What happened in California is consistent with the growing body of “mismatch” evidence discussed in Justice Thomas’s concurrence, which indicates that race preferences often do not actually make minority students better off. Most of us learn best in settings where we have about the same level of preparation as the average student. We learn less if we are too far ahead or behind the rest of the group. Large preferences in admissions shift racial and ethnic minority students toward schools where they have lower academic credentials than their peers who did not receive preferences.

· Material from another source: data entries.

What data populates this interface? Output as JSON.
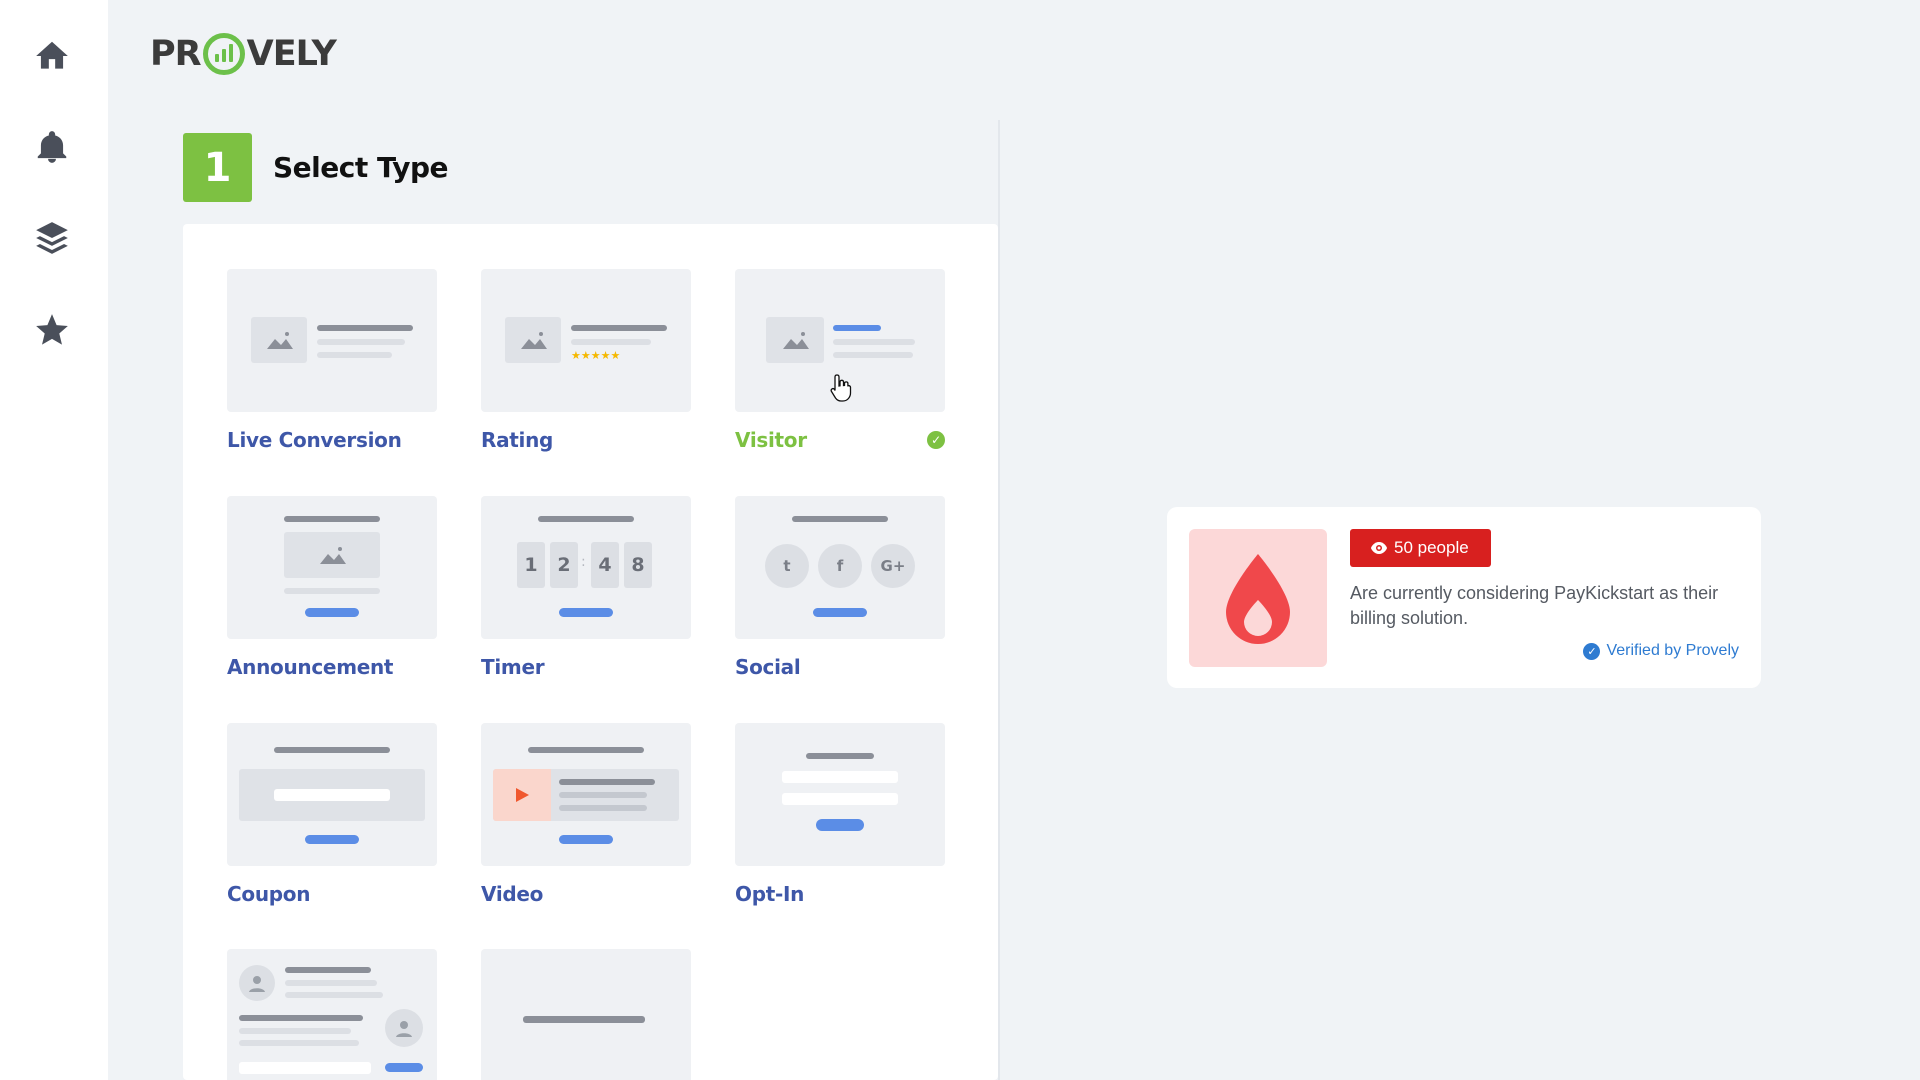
{
  "app": {
    "logo_text_left": "PR",
    "logo_text_right": "VELY"
  },
  "sidebar": {
    "items": [
      {
        "name": "home",
        "icon": "home-icon"
      },
      {
        "name": "notifications",
        "icon": "bell-icon"
      },
      {
        "name": "layers",
        "icon": "layers-icon"
      },
      {
        "name": "favorites",
        "icon": "star-icon"
      }
    ]
  },
  "step": {
    "number": "1",
    "title": "Select Type"
  },
  "types": [
    {
      "label": "Live Conversion",
      "selected": false
    },
    {
      "label": "Rating",
      "selected": false
    },
    {
      "label": "Visitor",
      "selected": true
    },
    {
      "label": "Announcement",
      "selected": false
    },
    {
      "label": "Timer",
      "selected": false
    },
    {
      "label": "Social",
      "selected": false
    },
    {
      "label": "Coupon",
      "selected": false
    },
    {
      "label": "Video",
      "selected": false
    },
    {
      "label": "Opt-In",
      "selected": false
    }
  ],
  "timer_digits": [
    "1",
    "2",
    "4",
    "8"
  ],
  "timer_separator": ":",
  "social_icons": [
    "t",
    "f",
    "G+"
  ],
  "preview": {
    "badge": "50 people",
    "message": "Are currently considering PayKickstart as their billing solution.",
    "verified": "Verified by Provely"
  },
  "colors": {
    "accent_green": "#7dc142",
    "label_blue": "#3e57a8",
    "badge_red": "#d8201f",
    "verified_blue": "#2e7bd1",
    "placeholder_blue": "#5b8de6"
  }
}
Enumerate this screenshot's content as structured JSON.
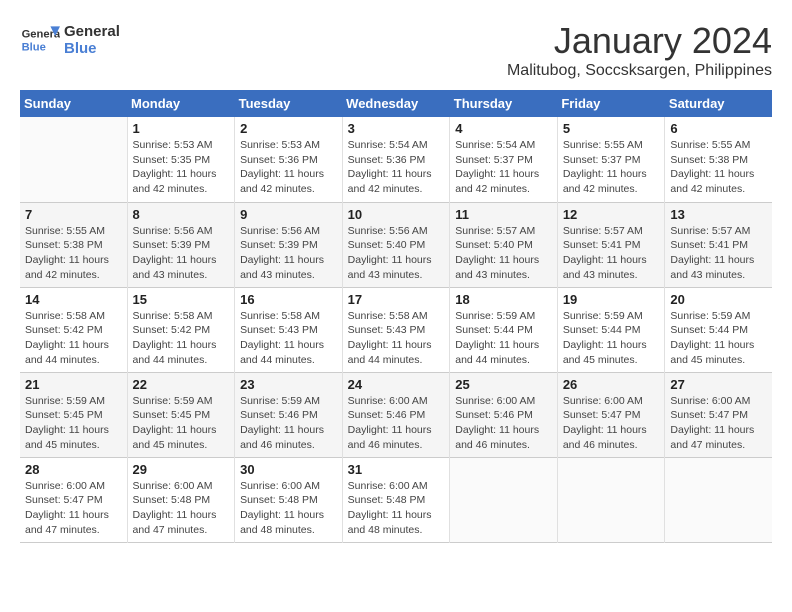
{
  "header": {
    "logo_line1": "General",
    "logo_line2": "Blue",
    "month_year": "January 2024",
    "location": "Malitubog, Soccsksargen, Philippines"
  },
  "days_of_week": [
    "Sunday",
    "Monday",
    "Tuesday",
    "Wednesday",
    "Thursday",
    "Friday",
    "Saturday"
  ],
  "weeks": [
    [
      {
        "num": "",
        "detail": ""
      },
      {
        "num": "1",
        "detail": "Sunrise: 5:53 AM\nSunset: 5:35 PM\nDaylight: 11 hours\nand 42 minutes."
      },
      {
        "num": "2",
        "detail": "Sunrise: 5:53 AM\nSunset: 5:36 PM\nDaylight: 11 hours\nand 42 minutes."
      },
      {
        "num": "3",
        "detail": "Sunrise: 5:54 AM\nSunset: 5:36 PM\nDaylight: 11 hours\nand 42 minutes."
      },
      {
        "num": "4",
        "detail": "Sunrise: 5:54 AM\nSunset: 5:37 PM\nDaylight: 11 hours\nand 42 minutes."
      },
      {
        "num": "5",
        "detail": "Sunrise: 5:55 AM\nSunset: 5:37 PM\nDaylight: 11 hours\nand 42 minutes."
      },
      {
        "num": "6",
        "detail": "Sunrise: 5:55 AM\nSunset: 5:38 PM\nDaylight: 11 hours\nand 42 minutes."
      }
    ],
    [
      {
        "num": "7",
        "detail": "Sunrise: 5:55 AM\nSunset: 5:38 PM\nDaylight: 11 hours\nand 42 minutes."
      },
      {
        "num": "8",
        "detail": "Sunrise: 5:56 AM\nSunset: 5:39 PM\nDaylight: 11 hours\nand 43 minutes."
      },
      {
        "num": "9",
        "detail": "Sunrise: 5:56 AM\nSunset: 5:39 PM\nDaylight: 11 hours\nand 43 minutes."
      },
      {
        "num": "10",
        "detail": "Sunrise: 5:56 AM\nSunset: 5:40 PM\nDaylight: 11 hours\nand 43 minutes."
      },
      {
        "num": "11",
        "detail": "Sunrise: 5:57 AM\nSunset: 5:40 PM\nDaylight: 11 hours\nand 43 minutes."
      },
      {
        "num": "12",
        "detail": "Sunrise: 5:57 AM\nSunset: 5:41 PM\nDaylight: 11 hours\nand 43 minutes."
      },
      {
        "num": "13",
        "detail": "Sunrise: 5:57 AM\nSunset: 5:41 PM\nDaylight: 11 hours\nand 43 minutes."
      }
    ],
    [
      {
        "num": "14",
        "detail": "Sunrise: 5:58 AM\nSunset: 5:42 PM\nDaylight: 11 hours\nand 44 minutes."
      },
      {
        "num": "15",
        "detail": "Sunrise: 5:58 AM\nSunset: 5:42 PM\nDaylight: 11 hours\nand 44 minutes."
      },
      {
        "num": "16",
        "detail": "Sunrise: 5:58 AM\nSunset: 5:43 PM\nDaylight: 11 hours\nand 44 minutes."
      },
      {
        "num": "17",
        "detail": "Sunrise: 5:58 AM\nSunset: 5:43 PM\nDaylight: 11 hours\nand 44 minutes."
      },
      {
        "num": "18",
        "detail": "Sunrise: 5:59 AM\nSunset: 5:44 PM\nDaylight: 11 hours\nand 44 minutes."
      },
      {
        "num": "19",
        "detail": "Sunrise: 5:59 AM\nSunset: 5:44 PM\nDaylight: 11 hours\nand 45 minutes."
      },
      {
        "num": "20",
        "detail": "Sunrise: 5:59 AM\nSunset: 5:44 PM\nDaylight: 11 hours\nand 45 minutes."
      }
    ],
    [
      {
        "num": "21",
        "detail": "Sunrise: 5:59 AM\nSunset: 5:45 PM\nDaylight: 11 hours\nand 45 minutes."
      },
      {
        "num": "22",
        "detail": "Sunrise: 5:59 AM\nSunset: 5:45 PM\nDaylight: 11 hours\nand 45 minutes."
      },
      {
        "num": "23",
        "detail": "Sunrise: 5:59 AM\nSunset: 5:46 PM\nDaylight: 11 hours\nand 46 minutes."
      },
      {
        "num": "24",
        "detail": "Sunrise: 6:00 AM\nSunset: 5:46 PM\nDaylight: 11 hours\nand 46 minutes."
      },
      {
        "num": "25",
        "detail": "Sunrise: 6:00 AM\nSunset: 5:46 PM\nDaylight: 11 hours\nand 46 minutes."
      },
      {
        "num": "26",
        "detail": "Sunrise: 6:00 AM\nSunset: 5:47 PM\nDaylight: 11 hours\nand 46 minutes."
      },
      {
        "num": "27",
        "detail": "Sunrise: 6:00 AM\nSunset: 5:47 PM\nDaylight: 11 hours\nand 47 minutes."
      }
    ],
    [
      {
        "num": "28",
        "detail": "Sunrise: 6:00 AM\nSunset: 5:47 PM\nDaylight: 11 hours\nand 47 minutes."
      },
      {
        "num": "29",
        "detail": "Sunrise: 6:00 AM\nSunset: 5:48 PM\nDaylight: 11 hours\nand 47 minutes."
      },
      {
        "num": "30",
        "detail": "Sunrise: 6:00 AM\nSunset: 5:48 PM\nDaylight: 11 hours\nand 48 minutes."
      },
      {
        "num": "31",
        "detail": "Sunrise: 6:00 AM\nSunset: 5:48 PM\nDaylight: 11 hours\nand 48 minutes."
      },
      {
        "num": "",
        "detail": ""
      },
      {
        "num": "",
        "detail": ""
      },
      {
        "num": "",
        "detail": ""
      }
    ]
  ]
}
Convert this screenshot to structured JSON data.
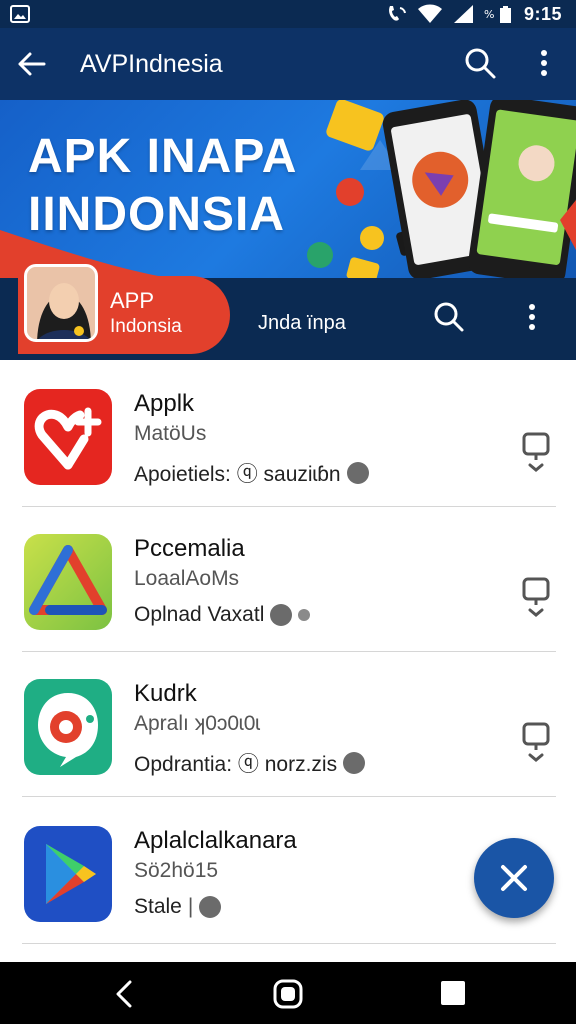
{
  "status_bar": {
    "time": "9:15"
  },
  "app_bar": {
    "title": "AVPIndnesia"
  },
  "banner": {
    "title_line1": "APK INAPA",
    "title_line2": "IINDONSIA",
    "pill_title": "APP",
    "pill_subtitle": "Indonsia",
    "strip_text": "Jnda ïnpa"
  },
  "apps": [
    {
      "name": "Applk",
      "subtitle": "MatöUs",
      "meta": "Apoietiels: ⓠ sauziɩɓn",
      "icon": "heart-app-icon"
    },
    {
      "name": "Pccemalia",
      "subtitle": "LoaalAoMs",
      "meta": "Oplnad Vaxatl",
      "icon": "triangle-app-icon"
    },
    {
      "name": "Kudrk",
      "subtitle": "Apralı ʞ0ɔ0ɩ0ɩ",
      "meta": "Opdrantia: ⓠ norz.zis",
      "icon": "chat-app-icon"
    },
    {
      "name": "Aplalclalkanara",
      "subtitle": "Sö2hö15",
      "meta": "Stale",
      "icon": "play-app-icon"
    }
  ],
  "colors": {
    "status_bar": "#0b2a52",
    "app_bar": "#0d3266",
    "banner_blue": "#1e7ae0",
    "pill_red": "#e2402c",
    "fab": "#1a55a6"
  }
}
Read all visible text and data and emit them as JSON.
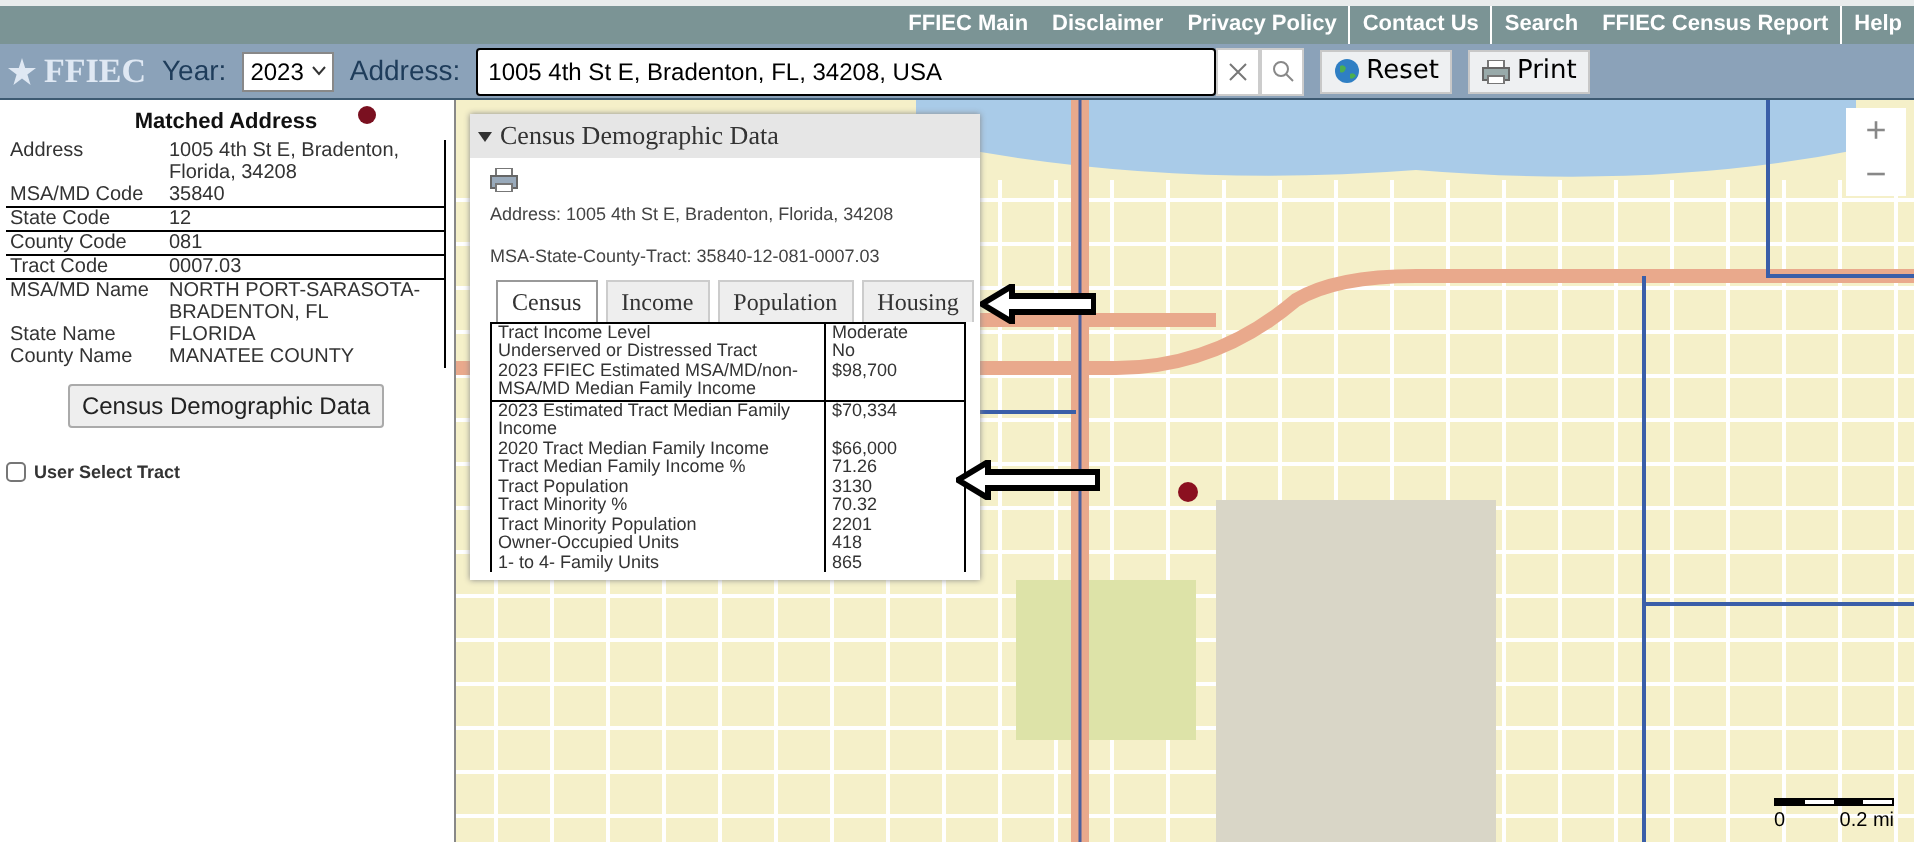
{
  "top_links": [
    {
      "label": "FFIEC Main",
      "divider": false
    },
    {
      "label": "Disclaimer",
      "divider": false
    },
    {
      "label": "Privacy Policy",
      "divider": true
    },
    {
      "label": "Contact Us",
      "divider": true
    },
    {
      "label": "Search",
      "divider": false
    },
    {
      "label": "FFIEC Census Report",
      "divider": true
    },
    {
      "label": "Help",
      "divider": false
    }
  ],
  "toolbar": {
    "logo": "FFIEC",
    "year_label": "Year:",
    "year": "2023",
    "address_label": "Address:",
    "address_value": "1005 4th St E, Bradenton, FL, 34208, USA",
    "buttons": [
      {
        "kind": "reset",
        "label": "Reset"
      },
      {
        "kind": "print",
        "label": "Print"
      }
    ]
  },
  "matched_address": {
    "title": "Matched Address",
    "rows": [
      {
        "label": "Address",
        "value": "1005 4th St E, Bradenton, Florida, 34208"
      },
      {
        "label": "MSA/MD Code",
        "value": "35840"
      },
      {
        "label": "State Code",
        "value": "12"
      },
      {
        "label": "County Code",
        "value": "081"
      },
      {
        "label": "Tract Code",
        "value": "0007.03"
      },
      {
        "label": "MSA/MD Name",
        "value": "NORTH PORT-SARASOTA-BRADENTON, FL"
      },
      {
        "label": "State Name",
        "value": "FLORIDA"
      },
      {
        "label": "County Name",
        "value": "MANATEE COUNTY"
      }
    ],
    "button": "Census Demographic Data",
    "user_select_tract": {
      "label": "User Select Tract",
      "checked": false
    }
  },
  "popup": {
    "title": "Census Demographic Data",
    "expanded": true,
    "address": "Address: 1005 4th St E, Bradenton, Florida, 34208",
    "tract": "MSA-State-County-Tract: 35840-12-081-0007.03",
    "tabs": [
      {
        "label": "Census",
        "selected": true
      },
      {
        "label": "Income",
        "selected": false
      },
      {
        "label": "Population",
        "selected": false
      },
      {
        "label": "Housing",
        "selected": false
      }
    ],
    "rows": [
      {
        "label": "Tract Income Level",
        "value": "Moderate"
      },
      {
        "label": "Underserved or Distressed Tract",
        "value": "No"
      },
      {
        "label": "2023 FFIEC Estimated MSA/MD/non-MSA/MD Median Family Income",
        "value": "$98,700"
      },
      {
        "label": "2023 Estimated Tract Median Family Income",
        "value": "$70,334"
      },
      {
        "label": "2020 Tract Median Family Income",
        "value": "$66,000"
      },
      {
        "label": "Tract Median Family Income %",
        "value": "71.26"
      },
      {
        "label": "Tract Population",
        "value": "3130"
      },
      {
        "label": "Tract Minority %",
        "value": "70.32"
      },
      {
        "label": "Tract Minority Population",
        "value": "2201"
      },
      {
        "label": "Owner-Occupied Units",
        "value": "418"
      },
      {
        "label": "1- to 4- Family Units",
        "value": "865"
      }
    ]
  },
  "map": {
    "zoom_in": "+",
    "zoom_out": "−",
    "scale_start": "0",
    "scale_end": "0.2 mi"
  }
}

According to the mismatch researchers, the problem is not that there are no racial or ethnic minority students capable of succeeding at elective colleges and universities. There are many such students. The problem is that because of race preferential admissions, many wind up at schools more selective than they would have attended if preferences did not exist, and where their preparation puts them behind other students admitted without preferences. Because of these preparation gaps, students who receive large preferences in admissions are less likely to complete challenging majors in science, technology, engineering, or mathematics than they would if they had not received preferential treatment. They are also less likely to pursue PhDs and enter academia. Law students are less likely to pass the bar.

Mismatch also affects legacy students—students who receive a preference in admissions because their parent or grandparent attended that same university. Peter Arcidiacono’s study of admissions preferences at Duke University, which included legacy preferences, showed that they abandoned science majors in patterns similar to racial minorities.

Reasonable minds can and do differ on what educational and family policies best set up all children for high academic achievement. Progressives tend to favor additional funding for public education, while conservatives are more concerned about family structure and increasing the numbers of minority children who grow up with both parents in the home. Libertarians and classical liberals often focus on school choice programs that help poor and minority children escape failing public schools. There will continue to be vigorous debate about which of these strategies best help grow the pool of racial and ethnic minority children equipped to succeed at selective educational institutions. But whatever the best tactics for expanding the pool, the evidence available indicates that channeling students to schools that are a poor match for their preparation has not worked well.

Isn’t diversity a good thing? Why shouldn’t schools be allowed to pursue diverse student bodies?

Schools may constitutionally pursue diversity along many dimensions, such as socioeconomic status or life experience, as long as they are not discriminating on the basis of race. The problem is that many schools that claimed to be pursuing diversity were actually engaged in getting particular demographic results for their own sake. Many selective schools, including Harvard and UNC, routinely gave large preferences in admission to racial and ethnic minority students but did not give equivalently large preferences to students who offered diversity along some non-racial dimension. Diversity of perspective related to race and ethnicity is most valuable in the humanities and social sciences and least so in objective, technical fields like science and engineering. Yet many selective schools actually give larger racial preferences to aspiring scientists and engineers than to sociologists. The incongruence between admissions as actually practiced at most selective schools and what admissions would be like if diversity was the real goal strongly suggests that most schools are not actually pursuing diversity, but instead racial parity for its own sake.

Because the Supreme Court says schools can no longer use racial preferences, and proxy discrimination also violates students’ right to equal protection, then what are some ways that should be used to decide who gets in?

Schools may constitutionally use a wide range of admissions criteria, as long as they are not discriminating based on race (or other forbidden characteristics) or using proxies for race to discriminate. For example, schools may use or not use standardized tests, essays, interviews, or auditions, as long as their reasons for using or not using them are not racial.